Parker, who was the head of America West when it merged with US Airways in 2005, has been trying to merge with another airline for years. He's failed to court partners such as Delta.
"It has been firmly established that US Airways is for sale," Horton said.
But he pointed out that Parker's last merger didn't go very smoothly. US Airways has had a difficult time merging the seniority lists of its two pilot unions.
Friedenzohn, of Embry-Riddle Aeronautical University, said any American-US Airways union wouldn't be easy.
"US Airways is in some ways still operating as two separate carriers," he says. "Adding a third pilots unions to the mix would add some complications."
But somehow Parker has managed to score with American's unions. The labor leaders joined him at the head table at his National Press Club appearance.
Horton acknowledged "it's a difficult process" and that American's unions for pilots, flight attendants and mechanics support a merger with US Airways. But he said American's tentative contracts are firmer for workers than the promise of a merger.
"He made a deal to make a deal," Horton said. "What we made are actual tentative agreements, with all the language written down."
Horton also dismissed suggestions that it's in his financial interest to drag his feet on a merger with US Airways because he could receive as much as $60 million if American emerges from bankruptcy independently.
"My focus is 100% on what creates the most value for our owners. That's my job," Horton said. "It's not about me … I don't think for a minute about such things."
Although he complains that American is foot-dragging on his merger bid, Parker doesn't accuse Horton of doing it out of personal financial motives.
However, Parker said at the press club, "I find it noteworthy that the only opposition that seems to exist to this merger is the senior management at American."
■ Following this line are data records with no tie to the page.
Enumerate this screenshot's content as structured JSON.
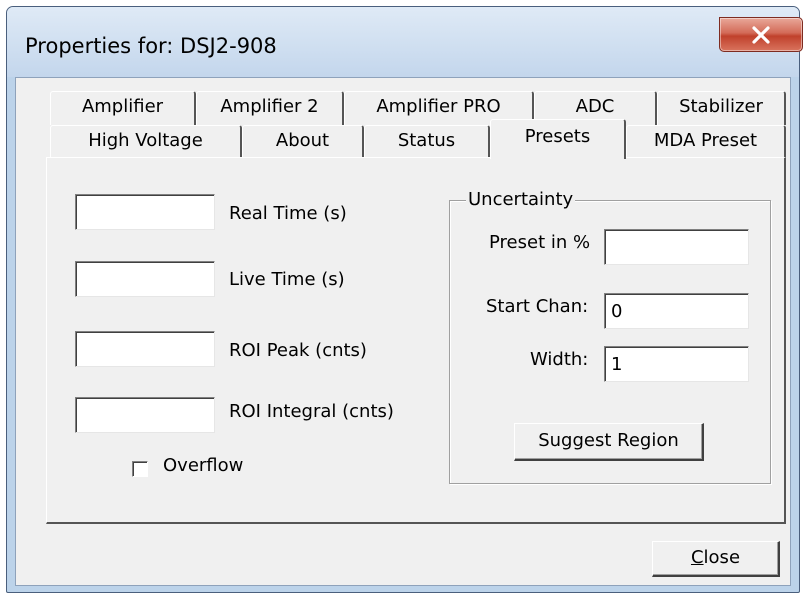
{
  "window": {
    "title": "Properties for: DSJ2-908"
  },
  "tabs": {
    "row1": [
      "Amplifier",
      "Amplifier 2",
      "Amplifier PRO",
      "ADC",
      "Stabilizer"
    ],
    "row2": [
      "High Voltage",
      "About",
      "Status",
      "Presets",
      "MDA Preset"
    ],
    "active": "Presets"
  },
  "presets": {
    "real_time_label": "Real Time (s)",
    "live_time_label": "Live Time (s)",
    "roi_peak_label": "ROI Peak (cnts)",
    "roi_integral_label": "ROI Integral (cnts)",
    "real_time_value": "",
    "live_time_value": "",
    "roi_peak_value": "",
    "roi_integral_value": "",
    "overflow_label": "Overflow",
    "overflow_checked": false
  },
  "uncertainty": {
    "title": "Uncertainty",
    "preset_label": "Preset in %",
    "preset_value": "",
    "start_chan_label": "Start Chan:",
    "start_chan_value": "0",
    "width_label": "Width:",
    "width_value": "1",
    "suggest_button": "Suggest Region"
  },
  "footer": {
    "close_mnemonic": "C",
    "close_rest": "lose"
  },
  "colors": {
    "close_button_red": "#c9503a",
    "dialog_bg": "#f0f0f0",
    "frame": "#bcd3ea"
  }
}
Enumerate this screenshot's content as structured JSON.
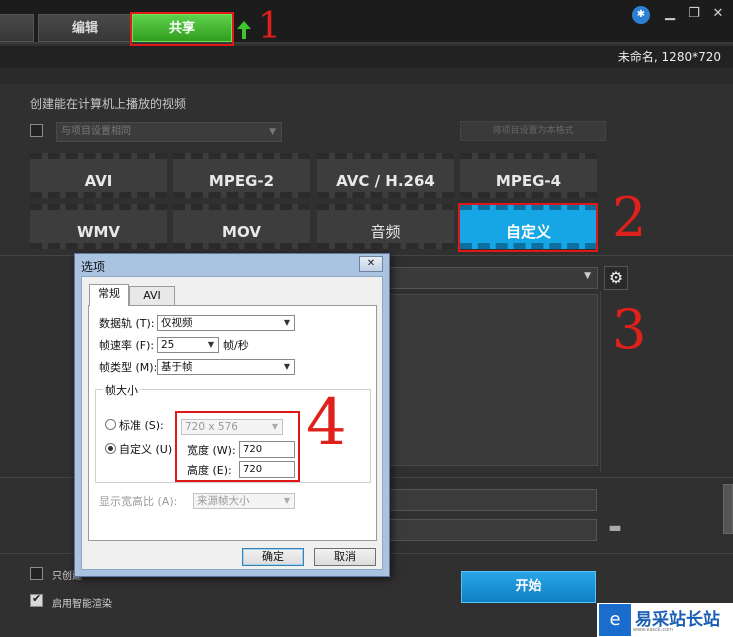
{
  "topbar": {
    "tabs": [
      {
        "label": ""
      },
      {
        "label": "编辑"
      },
      {
        "label": "共享"
      }
    ],
    "controls": {
      "help_icon": "compass-icon",
      "minimize": "▁",
      "restore": "❐",
      "close": "✕"
    }
  },
  "infobar": {
    "project": "未命名, 1280*720"
  },
  "share": {
    "title": "创建能在计算机上播放的视频",
    "same_as_project_checkbox": "与项目设置相同",
    "disabled_button": "将项目设置为本格式"
  },
  "formats": {
    "row1": [
      {
        "label": "AVI"
      },
      {
        "label": "MPEG-2"
      },
      {
        "label": "AVC / H.264"
      },
      {
        "label": "MPEG-4"
      }
    ],
    "row2": [
      {
        "label": "WMV"
      },
      {
        "label": "MOV"
      },
      {
        "label": "音频"
      },
      {
        "label": "自定义"
      }
    ]
  },
  "bottom": {
    "only_render_label": "只创建",
    "smart_render_label": "启用智能渲染",
    "start_button": "开始"
  },
  "dialog": {
    "title": "选项",
    "close": "✕",
    "tabs": [
      {
        "label": "常规"
      },
      {
        "label": "AVI"
      }
    ],
    "data_track_label": "数据轨 (T):",
    "data_track_value": "仅视频",
    "frame_rate_label": "帧速率 (F):",
    "frame_rate_value": "25",
    "frame_rate_unit": "帧/秒",
    "frame_type_label": "帧类型 (M):",
    "frame_type_value": "基于帧",
    "frame_size_group": "帧大小",
    "standard_label": "标准 (S):",
    "standard_value": "720 x 576",
    "custom_label": "自定义 (U)",
    "width_label": "宽度 (W):",
    "width_value": "720",
    "height_label": "高度 (E):",
    "height_value": "720",
    "aspect_label": "显示宽高比 (A):",
    "aspect_value": "来源帧大小",
    "ok_button": "确定",
    "cancel_button": "取消"
  },
  "annotations": {
    "n1": "1",
    "n2": "2",
    "n3": "3",
    "n4": "4"
  },
  "watermark": {
    "text": "易采站长站",
    "url": "www.easck.com"
  },
  "colors": {
    "accent_green": "#2f9e1f",
    "accent_blue": "#16a6e6",
    "annotation_red": "#e01818"
  }
}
"I don't want to guess as to why it is that they don't support it," Parker said. "But we are hopeful that we will find that we can get their support at some point in the future."